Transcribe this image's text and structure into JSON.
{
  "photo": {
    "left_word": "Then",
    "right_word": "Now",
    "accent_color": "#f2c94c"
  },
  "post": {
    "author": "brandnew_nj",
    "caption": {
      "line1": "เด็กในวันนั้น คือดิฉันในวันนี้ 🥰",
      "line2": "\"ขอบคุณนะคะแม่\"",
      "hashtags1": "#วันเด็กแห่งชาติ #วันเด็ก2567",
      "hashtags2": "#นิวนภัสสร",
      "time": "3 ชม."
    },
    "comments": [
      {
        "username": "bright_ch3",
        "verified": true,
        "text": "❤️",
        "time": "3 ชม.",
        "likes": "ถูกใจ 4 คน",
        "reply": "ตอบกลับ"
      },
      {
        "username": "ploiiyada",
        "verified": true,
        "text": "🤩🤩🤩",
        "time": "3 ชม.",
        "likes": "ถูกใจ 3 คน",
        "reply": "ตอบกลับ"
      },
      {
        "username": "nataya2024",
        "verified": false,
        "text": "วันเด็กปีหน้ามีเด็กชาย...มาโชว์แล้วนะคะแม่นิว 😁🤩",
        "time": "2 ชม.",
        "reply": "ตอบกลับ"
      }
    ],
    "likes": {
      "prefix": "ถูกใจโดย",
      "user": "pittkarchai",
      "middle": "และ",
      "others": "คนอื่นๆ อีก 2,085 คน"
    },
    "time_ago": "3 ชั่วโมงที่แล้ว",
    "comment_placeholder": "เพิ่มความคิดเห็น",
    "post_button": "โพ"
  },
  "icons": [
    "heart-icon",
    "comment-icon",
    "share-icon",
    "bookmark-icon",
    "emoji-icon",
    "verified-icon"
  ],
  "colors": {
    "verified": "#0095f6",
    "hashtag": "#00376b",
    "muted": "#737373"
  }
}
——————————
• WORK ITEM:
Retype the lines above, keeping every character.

• EXERCISE SOLUTION:
Transcribe this image's text and structure into JSON.
{
  "photo": {
    "left_word": "Then",
    "right_word": "Now",
    "accent_color": "#f2c94c"
  },
  "post": {
    "author": "brandnew_nj",
    "caption": {
      "line1": "เด็กในวันนั้น คือดิฉันในวันนี้ 🥰",
      "line2": "\"ขอบคุณนะคะแม่\"",
      "hashtags1": "#วันเด็กแห่งชาติ #วันเด็ก2567",
      "hashtags2": "#นิวนภัสสร",
      "time": "3 ชม."
    },
    "comments": [
      {
        "username": "bright_ch3",
        "verified": true,
        "text": "❤️",
        "time": "3 ชม.",
        "likes": "ถูกใจ 4 คน",
        "reply": "ตอบกลับ"
      },
      {
        "username": "ploiiyada",
        "verified": true,
        "text": "🤩🤩🤩",
        "time": "3 ชม.",
        "likes": "ถูกใจ 3 คน",
        "reply": "ตอบกลับ"
      },
      {
        "username": "nataya2024",
        "verified": false,
        "text": "วันเด็กปีหน้ามีเด็กชาย...มาโชว์แล้วนะคะแม่นิว 😁🤩",
        "time": "2 ชม.",
        "reply": "ตอบกลับ"
      }
    ],
    "likes": {
      "prefix": "ถูกใจโดย",
      "user": "pittkarchai",
      "middle": "และ",
      "others": "คนอื่นๆ อีก 2,085 คน"
    },
    "time_ago": "3 ชั่วโมงที่แล้ว",
    "comment_placeholder": "เพิ่มความคิดเห็น",
    "post_button": "โพ"
  },
  "icons": [
    "heart-icon",
    "comment-icon",
    "share-icon",
    "bookmark-icon",
    "emoji-icon",
    "verified-icon"
  ],
  "colors": {
    "verified": "#0095f6",
    "hashtag": "#00376b",
    "muted": "#737373"
  }
}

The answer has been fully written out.